- TASK STATEMENT:
Write the data below out again, unchanged.

Records from a data source

((

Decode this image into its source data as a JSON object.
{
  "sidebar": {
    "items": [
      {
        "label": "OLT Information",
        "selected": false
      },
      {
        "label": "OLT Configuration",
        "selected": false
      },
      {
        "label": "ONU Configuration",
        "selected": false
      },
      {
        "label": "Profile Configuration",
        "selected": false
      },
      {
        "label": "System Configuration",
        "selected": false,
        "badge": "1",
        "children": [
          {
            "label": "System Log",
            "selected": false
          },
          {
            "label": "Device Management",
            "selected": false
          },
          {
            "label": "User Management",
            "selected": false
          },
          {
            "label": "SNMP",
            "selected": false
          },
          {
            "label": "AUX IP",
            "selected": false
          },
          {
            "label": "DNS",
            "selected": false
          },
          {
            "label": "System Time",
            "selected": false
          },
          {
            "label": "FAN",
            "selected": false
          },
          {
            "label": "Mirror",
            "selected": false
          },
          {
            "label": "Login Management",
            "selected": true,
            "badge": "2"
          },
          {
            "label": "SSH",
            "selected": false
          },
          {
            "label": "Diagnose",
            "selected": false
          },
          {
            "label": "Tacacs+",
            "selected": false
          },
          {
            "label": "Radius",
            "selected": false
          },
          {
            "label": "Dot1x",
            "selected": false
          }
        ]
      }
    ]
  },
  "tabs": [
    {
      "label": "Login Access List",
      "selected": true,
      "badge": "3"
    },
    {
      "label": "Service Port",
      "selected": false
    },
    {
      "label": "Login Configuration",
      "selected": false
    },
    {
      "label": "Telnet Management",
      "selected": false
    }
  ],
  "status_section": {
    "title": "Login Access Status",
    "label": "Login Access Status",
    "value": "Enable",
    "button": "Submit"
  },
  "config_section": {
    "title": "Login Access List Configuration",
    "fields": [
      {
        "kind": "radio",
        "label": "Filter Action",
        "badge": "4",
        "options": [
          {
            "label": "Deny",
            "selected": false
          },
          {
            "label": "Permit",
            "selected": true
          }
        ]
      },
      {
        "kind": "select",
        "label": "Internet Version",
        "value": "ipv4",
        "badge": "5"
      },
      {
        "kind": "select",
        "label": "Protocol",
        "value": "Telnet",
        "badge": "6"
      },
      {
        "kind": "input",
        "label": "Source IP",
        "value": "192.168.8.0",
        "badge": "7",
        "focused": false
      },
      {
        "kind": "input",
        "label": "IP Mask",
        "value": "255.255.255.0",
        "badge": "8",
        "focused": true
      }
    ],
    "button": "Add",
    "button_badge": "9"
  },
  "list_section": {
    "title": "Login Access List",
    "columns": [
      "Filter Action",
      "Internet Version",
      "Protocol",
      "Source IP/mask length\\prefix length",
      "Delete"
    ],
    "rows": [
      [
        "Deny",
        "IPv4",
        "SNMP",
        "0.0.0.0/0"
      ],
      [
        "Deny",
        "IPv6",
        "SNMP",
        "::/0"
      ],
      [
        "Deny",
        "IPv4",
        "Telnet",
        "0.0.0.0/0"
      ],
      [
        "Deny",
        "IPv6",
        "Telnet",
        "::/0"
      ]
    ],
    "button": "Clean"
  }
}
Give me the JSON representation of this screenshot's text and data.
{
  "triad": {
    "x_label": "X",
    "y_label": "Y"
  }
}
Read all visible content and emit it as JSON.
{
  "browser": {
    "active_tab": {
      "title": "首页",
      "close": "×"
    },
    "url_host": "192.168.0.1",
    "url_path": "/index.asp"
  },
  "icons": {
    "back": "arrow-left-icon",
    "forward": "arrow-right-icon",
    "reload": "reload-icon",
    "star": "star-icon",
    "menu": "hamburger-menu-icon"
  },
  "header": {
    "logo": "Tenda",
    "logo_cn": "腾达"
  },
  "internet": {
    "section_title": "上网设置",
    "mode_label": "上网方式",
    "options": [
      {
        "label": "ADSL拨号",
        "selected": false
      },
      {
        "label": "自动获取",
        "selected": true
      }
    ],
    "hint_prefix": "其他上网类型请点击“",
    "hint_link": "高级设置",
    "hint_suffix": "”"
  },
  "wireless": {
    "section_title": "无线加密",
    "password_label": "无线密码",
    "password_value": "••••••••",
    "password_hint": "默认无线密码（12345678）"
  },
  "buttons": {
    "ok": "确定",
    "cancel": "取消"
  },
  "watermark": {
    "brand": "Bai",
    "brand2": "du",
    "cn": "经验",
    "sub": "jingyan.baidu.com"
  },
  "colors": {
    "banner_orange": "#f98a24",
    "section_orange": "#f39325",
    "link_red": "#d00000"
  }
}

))

- EXERCISE ANSWER:
Decode this image into its source data as a JSON object.
{
  "sidebar": {
    "items": [
      {
        "label": "OLT Information",
        "selected": false
      },
      {
        "label": "OLT Configuration",
        "selected": false
      },
      {
        "label": "ONU Configuration",
        "selected": false
      },
      {
        "label": "Profile Configuration",
        "selected": false
      },
      {
        "label": "System Configuration",
        "selected": false,
        "badge": "1",
        "children": [
          {
            "label": "System Log",
            "selected": false
          },
          {
            "label": "Device Management",
            "selected": false
          },
          {
            "label": "User Management",
            "selected": false
          },
          {
            "label": "SNMP",
            "selected": false
          },
          {
            "label": "AUX IP",
            "selected": false
          },
          {
            "label": "DNS",
            "selected": false
          },
          {
            "label": "System Time",
            "selected": false
          },
          {
            "label": "FAN",
            "selected": false
          },
          {
            "label": "Mirror",
            "selected": false
          },
          {
            "label": "Login Management",
            "selected": true,
            "badge": "2"
          },
          {
            "label": "SSH",
            "selected": false
          },
          {
            "label": "Diagnose",
            "selected": false
          },
          {
            "label": "Tacacs+",
            "selected": false
          },
          {
            "label": "Radius",
            "selected": false
          },
          {
            "label": "Dot1x",
            "selected": false
          }
        ]
      }
    ]
  },
  "tabs": [
    {
      "label": "Login Access List",
      "selected": true,
      "badge": "3"
    },
    {
      "label": "Service Port",
      "selected": false
    },
    {
      "label": "Login Configuration",
      "selected": false
    },
    {
      "label": "Telnet Management",
      "selected": false
    }
  ],
  "status_section": {
    "title": "Login Access Status",
    "label": "Login Access Status",
    "value": "Enable",
    "button": "Submit"
  },
  "config_section": {
    "title": "Login Access List Configuration",
    "fields": [
      {
        "kind": "radio",
        "label": "Filter Action",
        "badge": "4",
        "options": [
          {
            "label": "Deny",
            "selected": false
          },
          {
            "label": "Permit",
            "selected": true
          }
        ]
      },
      {
        "kind": "select",
        "label": "Internet Version",
        "value": "ipv4",
        "badge": "5"
      },
      {
        "kind": "select",
        "label": "Protocol",
        "value": "Telnet",
        "badge": "6"
      },
      {
        "kind": "input",
        "label": "Source IP",
        "value": "192.168.8.0",
        "badge": "7",
        "focused": false
      },
      {
        "kind": "input",
        "label": "IP Mask",
        "value": "255.255.255.0",
        "badge": "8",
        "focused": true
      }
    ],
    "button": "Add",
    "button_badge": "9"
  },
  "list_section": {
    "title": "Login Access List",
    "columns": [
      "Filter Action",
      "Internet Version",
      "Protocol",
      "Source IP/mask length\\prefix length",
      "Delete"
    ],
    "rows": [
      [
        "Deny",
        "IPv4",
        "SNMP",
        "0.0.0.0/0"
      ],
      [
        "Deny",
        "IPv6",
        "SNMP",
        "::/0"
      ],
      [
        "Deny",
        "IPv4",
        "Telnet",
        "0.0.0.0/0"
      ],
      [
        "Deny",
        "IPv6",
        "Telnet",
        "::/0"
      ]
    ],
    "button": "Clean"
  }
}
Give me the JSON representation of this screenshot's text and data.
{
  "triad": {
    "x_label": "X",
    "y_label": "Y"
  }
}
Read all visible content and emit it as JSON.
{
  "browser": {
    "active_tab": {
      "title": "首页",
      "close": "×"
    },
    "url_host": "192.168.0.1",
    "url_path": "/index.asp"
  },
  "icons": {
    "back": "arrow-left-icon",
    "forward": "arrow-right-icon",
    "reload": "reload-icon",
    "star": "star-icon",
    "menu": "hamburger-menu-icon"
  },
  "header": {
    "logo": "Tenda",
    "logo_cn": "腾达"
  },
  "internet": {
    "section_title": "上网设置",
    "mode_label": "上网方式",
    "options": [
      {
        "label": "ADSL拨号",
        "selected": false
      },
      {
        "label": "自动获取",
        "selected": true
      }
    ],
    "hint_prefix": "其他上网类型请点击“",
    "hint_link": "高级设置",
    "hint_suffix": "”"
  },
  "wireless": {
    "section_title": "无线加密",
    "password_label": "无线密码",
    "password_value": "••••••••",
    "password_hint": "默认无线密码（12345678）"
  },
  "buttons": {
    "ok": "确定",
    "cancel": "取消"
  },
  "watermark": {
    "brand": "Bai",
    "brand2": "du",
    "cn": "经验",
    "sub": "jingyan.baidu.com"
  },
  "colors": {
    "banner_orange": "#f98a24",
    "section_orange": "#f39325",
    "link_red": "#d00000"
  }
}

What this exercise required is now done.